YOUR ASSIGNMENT
Nothing but a full, exact copy of the data is needed.

[Data about app and page elements]

━━━━━━━━━━

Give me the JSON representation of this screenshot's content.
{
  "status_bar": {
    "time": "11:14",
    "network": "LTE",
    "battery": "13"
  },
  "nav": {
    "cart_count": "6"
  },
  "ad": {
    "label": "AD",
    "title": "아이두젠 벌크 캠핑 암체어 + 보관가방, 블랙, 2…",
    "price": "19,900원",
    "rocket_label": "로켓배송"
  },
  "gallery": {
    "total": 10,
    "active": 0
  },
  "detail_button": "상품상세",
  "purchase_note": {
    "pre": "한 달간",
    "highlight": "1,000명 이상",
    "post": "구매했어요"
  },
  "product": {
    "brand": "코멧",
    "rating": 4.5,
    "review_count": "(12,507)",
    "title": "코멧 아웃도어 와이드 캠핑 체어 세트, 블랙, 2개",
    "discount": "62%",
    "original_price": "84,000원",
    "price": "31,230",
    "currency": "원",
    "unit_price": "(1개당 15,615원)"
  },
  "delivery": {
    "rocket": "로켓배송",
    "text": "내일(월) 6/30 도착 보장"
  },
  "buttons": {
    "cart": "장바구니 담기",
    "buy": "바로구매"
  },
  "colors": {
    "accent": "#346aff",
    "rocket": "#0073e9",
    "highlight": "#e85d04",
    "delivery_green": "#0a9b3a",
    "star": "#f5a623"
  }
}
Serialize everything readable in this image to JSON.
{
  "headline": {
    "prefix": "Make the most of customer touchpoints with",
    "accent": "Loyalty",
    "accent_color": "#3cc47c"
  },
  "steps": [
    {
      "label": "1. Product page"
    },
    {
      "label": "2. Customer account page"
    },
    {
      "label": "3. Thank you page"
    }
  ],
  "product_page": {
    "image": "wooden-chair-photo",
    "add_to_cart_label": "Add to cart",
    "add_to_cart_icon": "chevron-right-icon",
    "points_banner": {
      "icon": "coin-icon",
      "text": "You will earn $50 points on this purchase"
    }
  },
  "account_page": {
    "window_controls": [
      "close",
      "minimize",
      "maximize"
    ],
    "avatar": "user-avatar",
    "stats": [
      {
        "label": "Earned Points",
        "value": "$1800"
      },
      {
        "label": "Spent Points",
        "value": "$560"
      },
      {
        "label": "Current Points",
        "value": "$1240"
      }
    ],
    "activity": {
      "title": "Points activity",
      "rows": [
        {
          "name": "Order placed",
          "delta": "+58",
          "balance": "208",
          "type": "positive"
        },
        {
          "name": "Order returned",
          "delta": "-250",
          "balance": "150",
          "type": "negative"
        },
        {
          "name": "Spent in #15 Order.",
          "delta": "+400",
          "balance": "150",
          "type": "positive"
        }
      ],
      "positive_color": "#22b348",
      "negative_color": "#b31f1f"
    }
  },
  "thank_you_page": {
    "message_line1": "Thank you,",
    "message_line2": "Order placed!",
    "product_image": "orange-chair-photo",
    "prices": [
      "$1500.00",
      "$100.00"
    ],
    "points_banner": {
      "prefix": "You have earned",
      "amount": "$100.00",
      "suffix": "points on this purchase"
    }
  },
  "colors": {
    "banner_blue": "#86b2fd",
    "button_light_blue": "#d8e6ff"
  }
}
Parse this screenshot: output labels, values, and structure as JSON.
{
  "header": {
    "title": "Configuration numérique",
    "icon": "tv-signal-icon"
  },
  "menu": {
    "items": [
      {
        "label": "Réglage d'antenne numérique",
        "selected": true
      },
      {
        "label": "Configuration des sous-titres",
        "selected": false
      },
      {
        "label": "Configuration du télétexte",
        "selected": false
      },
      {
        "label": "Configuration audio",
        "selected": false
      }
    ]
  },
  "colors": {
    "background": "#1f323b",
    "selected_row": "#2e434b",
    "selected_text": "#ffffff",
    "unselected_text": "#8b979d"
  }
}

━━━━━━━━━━

ANSWER TO THIS TASK
Give me the JSON representation of this screenshot's content.
{
  "status_bar": {
    "time": "11:14",
    "network": "LTE",
    "battery": "13"
  },
  "nav": {
    "cart_count": "6"
  },
  "ad": {
    "label": "AD",
    "title": "아이두젠 벌크 캠핑 암체어 + 보관가방, 블랙, 2…",
    "price": "19,900원",
    "rocket_label": "로켓배송"
  },
  "gallery": {
    "total": 10,
    "active": 0
  },
  "detail_button": "상품상세",
  "purchase_note": {
    "pre": "한 달간",
    "highlight": "1,000명 이상",
    "post": "구매했어요"
  },
  "product": {
    "brand": "코멧",
    "rating": 4.5,
    "review_count": "(12,507)",
    "title": "코멧 아웃도어 와이드 캠핑 체어 세트, 블랙, 2개",
    "discount": "62%",
    "original_price": "84,000원",
    "price": "31,230",
    "currency": "원",
    "unit_price": "(1개당 15,615원)"
  },
  "delivery": {
    "rocket": "로켓배송",
    "text": "내일(월) 6/30 도착 보장"
  },
  "buttons": {
    "cart": "장바구니 담기",
    "buy": "바로구매"
  },
  "colors": {
    "accent": "#346aff",
    "rocket": "#0073e9",
    "highlight": "#e85d04",
    "delivery_green": "#0a9b3a",
    "star": "#f5a623"
  }
}
Serialize everything readable in this image to JSON.
{
  "headline": {
    "prefix": "Make the most of customer touchpoints with",
    "accent": "Loyalty",
    "accent_color": "#3cc47c"
  },
  "steps": [
    {
      "label": "1. Product page"
    },
    {
      "label": "2. Customer account page"
    },
    {
      "label": "3. Thank you page"
    }
  ],
  "product_page": {
    "image": "wooden-chair-photo",
    "add_to_cart_label": "Add to cart",
    "add_to_cart_icon": "chevron-right-icon",
    "points_banner": {
      "icon": "coin-icon",
      "text": "You will earn $50 points on this purchase"
    }
  },
  "account_page": {
    "window_controls": [
      "close",
      "minimize",
      "maximize"
    ],
    "avatar": "user-avatar",
    "stats": [
      {
        "label": "Earned Points",
        "value": "$1800"
      },
      {
        "label": "Spent Points",
        "value": "$560"
      },
      {
        "label": "Current Points",
        "value": "$1240"
      }
    ],
    "activity": {
      "title": "Points activity",
      "rows": [
        {
          "name": "Order placed",
          "delta": "+58",
          "balance": "208",
          "type": "positive"
        },
        {
          "name": "Order returned",
          "delta": "-250",
          "balance": "150",
          "type": "negative"
        },
        {
          "name": "Spent in #15 Order.",
          "delta": "+400",
          "balance": "150",
          "type": "positive"
        }
      ],
      "positive_color": "#22b348",
      "negative_color": "#b31f1f"
    }
  },
  "thank_you_page": {
    "message_line1": "Thank you,",
    "message_line2": "Order placed!",
    "product_image": "orange-chair-photo",
    "prices": [
      "$1500.00",
      "$100.00"
    ],
    "points_banner": {
      "prefix": "You have earned",
      "amount": "$100.00",
      "suffix": "points on this purchase"
    }
  },
  "colors": {
    "banner_blue": "#86b2fd",
    "button_light_blue": "#d8e6ff"
  }
}
Parse this screenshot: output labels, values, and structure as JSON.
{
  "header": {
    "title": "Configuration numérique",
    "icon": "tv-signal-icon"
  },
  "menu": {
    "items": [
      {
        "label": "Réglage d'antenne numérique",
        "selected": true
      },
      {
        "label": "Configuration des sous-titres",
        "selected": false
      },
      {
        "label": "Configuration du télétexte",
        "selected": false
      },
      {
        "label": "Configuration audio",
        "selected": false
      }
    ]
  },
  "colors": {
    "background": "#1f323b",
    "selected_row": "#2e434b",
    "selected_text": "#ffffff",
    "unselected_text": "#8b979d"
  }
}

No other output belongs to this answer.